JUNEAU, Alaska – The results of Gov. Sarah Palin’s prenatal testing were in, and the doctor’s tone was ominous: “You need to come to the office so we can talk about it.”
Palin, known for a resolve that quickly launched her from suburban hockey mom to a player on the national political stage, said, “No, go ahead and tell me over the phone.”
The physician replied, “Down syndrome,” stunning the Republican governor, who had just completed what many political analysts called a startling first year in office.
She had arrived at the Capitol on an ethics reform platform after defeating the incumbent Republican in the primary and a former two-term Democratic governor in the general election. Her growing reputation as a maverick for bucking her party’s establishment and Alaska’s powerful oil industry quickly gained her a national reputation.
Now she is trying to balance caring for her special-needs child and running a state.
The doctor’s announcement in December, when Palin was four months pregnant, presented her with a possible life- and career-changing development.
“I’ve never had problems with my other pregnancies, so I was shocked,” said Palin, a mother of four other children.
“It took a while to open up the book that the doctor gave me about children with Down syndrome, and a while to log on to the Web site and start reading facts about the situation.”
The 44-year-old governor waited a few days before telling her husband, Todd, who was out of town, so she could understand what was ahead for them.
Once her husband got the news, he told her: “We shouldn’t be asking, ‘Why us?’ We should be saying, ‘Well, why not us?’ “
There was never any doubt the Palins would have the child, and on April 18 she gave birth to Trig Paxson Van Palin.
“We’ve both been very vocal about being pro-life,” Palin said. “We understand that every innocent life has wonderful potential.”
Down syndrome is caused by the presence of an extra chromosome in the fetus’ cells. It’s a genetic abnormality that impedes physical, intellectual and language development.
The mother’s age is a large factor in the chances of having a Down child. Once a woman turns 40, the chances of having a Down child is 1 out of 100, according to the Eunice Kennedy Shriver National Institute of Child Health and Human Development.
During her first year in office, Palin distanced herself from the old guard, powerful Republicans in the state GOP, even calling on tight-lipped veteran U.S. Sen. Ted Stevens to explain to Alaskans why federal authorities were investigating him.
She asked Alaska’s congressional delegation to be more selective in seeking earmarks after what came to be known as the “Bridge to Nowhere” turned into a national symbol of piggish pork-barrel spending.
She stood up to the powerful oil industry, and with bipartisan support in the statehouse she won a tax increase on oil companies’ profits.

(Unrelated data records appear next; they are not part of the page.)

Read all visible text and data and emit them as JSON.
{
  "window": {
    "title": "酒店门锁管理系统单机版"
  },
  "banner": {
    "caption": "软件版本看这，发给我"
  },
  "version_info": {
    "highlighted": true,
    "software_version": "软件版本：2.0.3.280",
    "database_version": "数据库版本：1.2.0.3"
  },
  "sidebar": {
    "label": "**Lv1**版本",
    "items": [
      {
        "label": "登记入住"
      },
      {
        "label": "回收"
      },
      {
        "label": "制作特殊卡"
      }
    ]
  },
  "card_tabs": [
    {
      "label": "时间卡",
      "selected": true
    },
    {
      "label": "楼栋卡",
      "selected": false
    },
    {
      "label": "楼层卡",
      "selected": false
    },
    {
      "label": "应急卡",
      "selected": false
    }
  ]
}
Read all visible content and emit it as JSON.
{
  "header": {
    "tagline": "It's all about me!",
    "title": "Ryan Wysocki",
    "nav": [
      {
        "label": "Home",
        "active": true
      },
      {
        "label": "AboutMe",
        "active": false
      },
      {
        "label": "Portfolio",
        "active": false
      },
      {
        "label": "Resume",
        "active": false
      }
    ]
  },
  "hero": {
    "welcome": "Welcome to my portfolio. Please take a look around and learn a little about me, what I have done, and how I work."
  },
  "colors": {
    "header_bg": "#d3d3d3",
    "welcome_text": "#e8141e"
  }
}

She also found time to pose for the fashion magazine Vogue while she was pregnant, and she has been mentioned as a potential running mate for presidential candidate John McCain.
Three days after giving birth, Palin returned to work in her Anchorage office, accompanied by Trig and her husband.
This was not a mother’s typical visit to the office to show off the new baby; instead, she was serving notice that a child of special needs would not hinder her professional commitments.
“It’s a sign of the times to be able to do this,” she said. “I can think of so many male candidates who watched families grow while they were in office.
“There is no reason to believe a woman can’t do it with a growing family. My baby will not be at all or in any sense neglected.”
Neither, Palin said, will the state, as she prepares to lead deliberations for a multibillion-dollar natural gas pipeline. She calls it the economic future of the state, a means of getting North Slope natural gas to consumers throughout North America.
“I will not shirk my duties,” she said.
Other politicians have pressed forward with their careers despite jarring personal news.
Democratic presidential candidate John Edwards continued with his campaign despite the return of his wife Elizabeth’s breast cancer, though he eventually dropped out.
Another elected official who has a child with Down syndrome said Palin will probably have detractors, but that it shouldn’t change ambitions for the mother or child.
U.S. Rep. Cathy McMorris Rodgers, a Washington state Republican, has just celebrated the first birthday of her son Cole, her first child, who was born with Down syndrome. She is busy campaigning for a third term, and Cole often travels with her between Washington, D.C., and the Pacific Northwest.
“Cole opened my eyes to the pain and trouble a lot of families endure,” Rodgers said. “He’s allowed me to see people and circumstance more deeply, and the generosity of people.
“It’s in human nature to focus on the negative, on what the person can’t do. In our mind, we are focused on what he can do, what he will be able to do and do very well.”
It’s not unlike how Palin sees her child.
“I’m looking at him right now, and I see perfection,” Palin said. “Yeah, he has an extra chromosome. I keep thinking, in our world, what is normal and what is perfect?”